━━━ The input

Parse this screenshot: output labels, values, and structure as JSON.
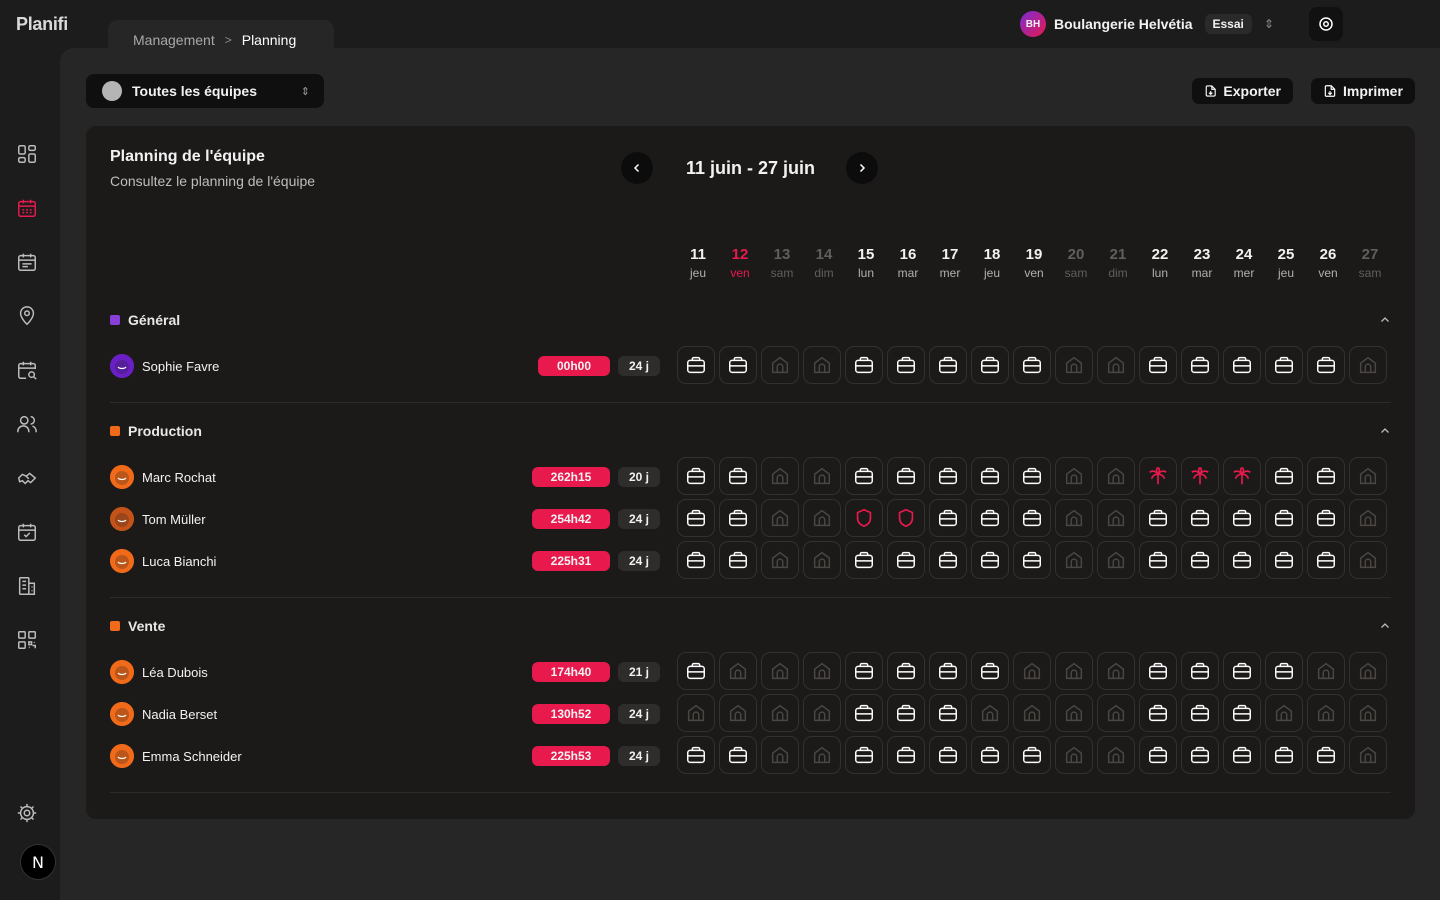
{
  "app": {
    "logo": "Planifi"
  },
  "breadcrumb": {
    "parent": "Management",
    "separator": ">",
    "current": "Planning"
  },
  "account": {
    "initials": "BH",
    "name": "Boulangerie Helvétia",
    "badge": "Essai",
    "switch": "⇕"
  },
  "sidebar": {
    "items": [
      "dashboard-icon",
      "calendar-icon",
      "schedule-icon",
      "location-icon",
      "calendar-search-icon",
      "users-icon",
      "handshake-icon",
      "calendar-check-icon",
      "building-icon",
      "qr-code-icon"
    ],
    "bottom": [
      "settings-icon"
    ],
    "badge": "N"
  },
  "toolbar": {
    "team_select": "Toutes les équipes",
    "team_select_switch": "⇕",
    "export_label": "Exporter",
    "print_label": "Imprimer"
  },
  "planning": {
    "title": "Planning de l'équipe",
    "subtitle": "Consultez le planning de l'équipe",
    "range": "11 juin - 27 juin",
    "days": [
      {
        "num": "11",
        "name": "jeu",
        "type": "normal"
      },
      {
        "num": "12",
        "name": "ven",
        "type": "today"
      },
      {
        "num": "13",
        "name": "sam",
        "type": "weekend"
      },
      {
        "num": "14",
        "name": "dim",
        "type": "weekend"
      },
      {
        "num": "15",
        "name": "lun",
        "type": "normal"
      },
      {
        "num": "16",
        "name": "mar",
        "type": "normal"
      },
      {
        "num": "17",
        "name": "mer",
        "type": "normal"
      },
      {
        "num": "18",
        "name": "jeu",
        "type": "normal"
      },
      {
        "num": "19",
        "name": "ven",
        "type": "normal"
      },
      {
        "num": "20",
        "name": "sam",
        "type": "weekend"
      },
      {
        "num": "21",
        "name": "dim",
        "type": "weekend"
      },
      {
        "num": "22",
        "name": "lun",
        "type": "normal"
      },
      {
        "num": "23",
        "name": "mar",
        "type": "normal"
      },
      {
        "num": "24",
        "name": "mer",
        "type": "normal"
      },
      {
        "num": "25",
        "name": "jeu",
        "type": "normal"
      },
      {
        "num": "26",
        "name": "ven",
        "type": "normal"
      },
      {
        "num": "27",
        "name": "sam",
        "type": "weekend"
      }
    ],
    "groups": [
      {
        "name": "Général",
        "color": "#8b3fd9",
        "employees": [
          {
            "name": "Sophie Favre",
            "hours": "00h00",
            "days": "24 j",
            "avatar_color": "#6a1fc4",
            "cells": "WWHHWWWWWHHWWWWWH"
          }
        ]
      },
      {
        "name": "Production",
        "color": "#f06a1a",
        "employees": [
          {
            "name": "Marc Rochat",
            "hours": "262h15",
            "days": "20 j",
            "avatar_color": "#f06a1a",
            "cells": "WWHHWWWWWHHVVVWWH"
          },
          {
            "name": "Tom Müller",
            "hours": "254h42",
            "days": "24 j",
            "avatar_color": "#c4531a",
            "cells": "WWHHSSWWWHHWWWWWH"
          },
          {
            "name": "Luca Bianchi",
            "hours": "225h31",
            "days": "24 j",
            "avatar_color": "#f06a1a",
            "cells": "WWHHWWWWWHHWWWWWH"
          }
        ]
      },
      {
        "name": "Vente",
        "color": "#f06a1a",
        "employees": [
          {
            "name": "Léa Dubois",
            "hours": "174h40",
            "days": "21 j",
            "avatar_color": "#f06a1a",
            "cells": "WHHHWWWWHHHWWWWHH"
          },
          {
            "name": "Nadia Berset",
            "hours": "130h52",
            "days": "24 j",
            "avatar_color": "#f06a1a",
            "cells": "HHHHWWWHHHHWWWHHH"
          },
          {
            "name": "Emma Schneider",
            "hours": "225h53",
            "days": "24 j",
            "avatar_color": "#f06a1a",
            "cells": "WWHHWWWWWHHWWWWWH"
          }
        ]
      }
    ],
    "cell_legend": {
      "W": "work-briefcase-icon",
      "H": "home-off-icon",
      "V": "vacation-palm-icon",
      "S": "sick-shield-icon"
    }
  },
  "colors": {
    "accent": "#e8194d",
    "background": "#1c1c1c",
    "panel": "#262626",
    "card": "#1c1a19"
  }
}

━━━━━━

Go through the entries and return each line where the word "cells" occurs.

Finished exercise:
            "cells": "WWHHWWWWWHHWWWWWH"
            "cells": "WWHHWWWWWHHVVVWWH"
            "cells": "WWHHSSWWWHHWWWWWH"
            "cells": "WWHHWWWWWHHWWWWWH"
            "cells": "WHHHWWWWHHHWWWWHH"
            "cells": "HHHHWWWHHHHWWWHHH"
            "cells": "WWHHWWWWWHHWWWWWH"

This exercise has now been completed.